Where to even start?

Greg Mottola…what – are – you – doing?! Have you just given up on life? Is this Hollywood apathy, or are we being Punk’d? Mottola directed Super Bad (2007), Adventureland (2009) and three episodes of Arrested Development (2003-2004), all solid hallmarks in the modern comedy canon, and now he’s followed those up with the remarkably rotten Keeping Up With The Joneses. It just makes no sense. Though the direction is uncharacteristically lazy for Mottola, it’s not entirely his fault. It has the stink of at least 40 production executives all over it, and a screenplay by writer/producer, Michael LeSieur, that should never have made it past the first meeting.

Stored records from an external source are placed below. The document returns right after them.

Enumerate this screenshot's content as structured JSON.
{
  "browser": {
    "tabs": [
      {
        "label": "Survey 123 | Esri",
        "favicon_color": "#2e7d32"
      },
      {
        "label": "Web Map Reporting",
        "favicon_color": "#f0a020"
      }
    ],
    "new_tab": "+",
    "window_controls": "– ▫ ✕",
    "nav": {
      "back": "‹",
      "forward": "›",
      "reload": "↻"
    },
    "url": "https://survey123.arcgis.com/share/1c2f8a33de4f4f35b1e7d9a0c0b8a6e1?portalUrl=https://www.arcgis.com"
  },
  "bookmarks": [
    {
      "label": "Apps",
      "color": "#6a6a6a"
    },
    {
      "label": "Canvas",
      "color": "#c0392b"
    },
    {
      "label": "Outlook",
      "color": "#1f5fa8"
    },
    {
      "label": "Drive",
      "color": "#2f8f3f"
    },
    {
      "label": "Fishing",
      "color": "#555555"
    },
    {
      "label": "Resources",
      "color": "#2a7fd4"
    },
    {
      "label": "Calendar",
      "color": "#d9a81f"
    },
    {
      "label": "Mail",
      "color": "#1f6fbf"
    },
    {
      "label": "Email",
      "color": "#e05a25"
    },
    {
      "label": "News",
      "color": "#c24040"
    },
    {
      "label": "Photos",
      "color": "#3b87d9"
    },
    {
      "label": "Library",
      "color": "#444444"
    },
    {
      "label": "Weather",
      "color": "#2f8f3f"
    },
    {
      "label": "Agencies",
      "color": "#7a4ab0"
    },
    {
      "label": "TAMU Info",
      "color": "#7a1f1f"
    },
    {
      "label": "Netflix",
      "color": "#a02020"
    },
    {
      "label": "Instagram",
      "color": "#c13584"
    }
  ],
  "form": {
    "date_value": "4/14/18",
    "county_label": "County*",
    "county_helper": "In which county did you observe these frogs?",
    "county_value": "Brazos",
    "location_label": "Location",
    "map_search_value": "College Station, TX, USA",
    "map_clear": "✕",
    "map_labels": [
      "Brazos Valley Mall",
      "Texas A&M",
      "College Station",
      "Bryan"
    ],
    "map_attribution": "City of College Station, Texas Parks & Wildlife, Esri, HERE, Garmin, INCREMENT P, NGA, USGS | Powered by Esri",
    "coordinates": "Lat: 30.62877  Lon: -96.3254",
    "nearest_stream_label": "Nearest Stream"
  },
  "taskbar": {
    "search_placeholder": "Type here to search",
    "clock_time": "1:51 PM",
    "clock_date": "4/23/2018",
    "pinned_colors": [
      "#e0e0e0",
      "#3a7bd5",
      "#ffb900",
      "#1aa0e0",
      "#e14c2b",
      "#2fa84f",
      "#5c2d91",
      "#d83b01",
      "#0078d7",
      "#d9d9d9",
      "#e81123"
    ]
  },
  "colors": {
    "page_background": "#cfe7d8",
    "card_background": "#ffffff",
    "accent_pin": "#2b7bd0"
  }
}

The film is just…bad. There’s no other way to put it. The writing, the direction, the acting; and not bad in a “we reached for something and missed” kind of way, but bad in a “let’s get our money and get outta here” kind of way. It somehow manages to make Zach Galifianakis un-funny and Isla Fisher boring, not to mention its completely wasteful use of Jon Hamm and typically frustrating over-sexualisation of Gal Gadot. Keeping Up With The Joneses is definitely not worth keeping up with.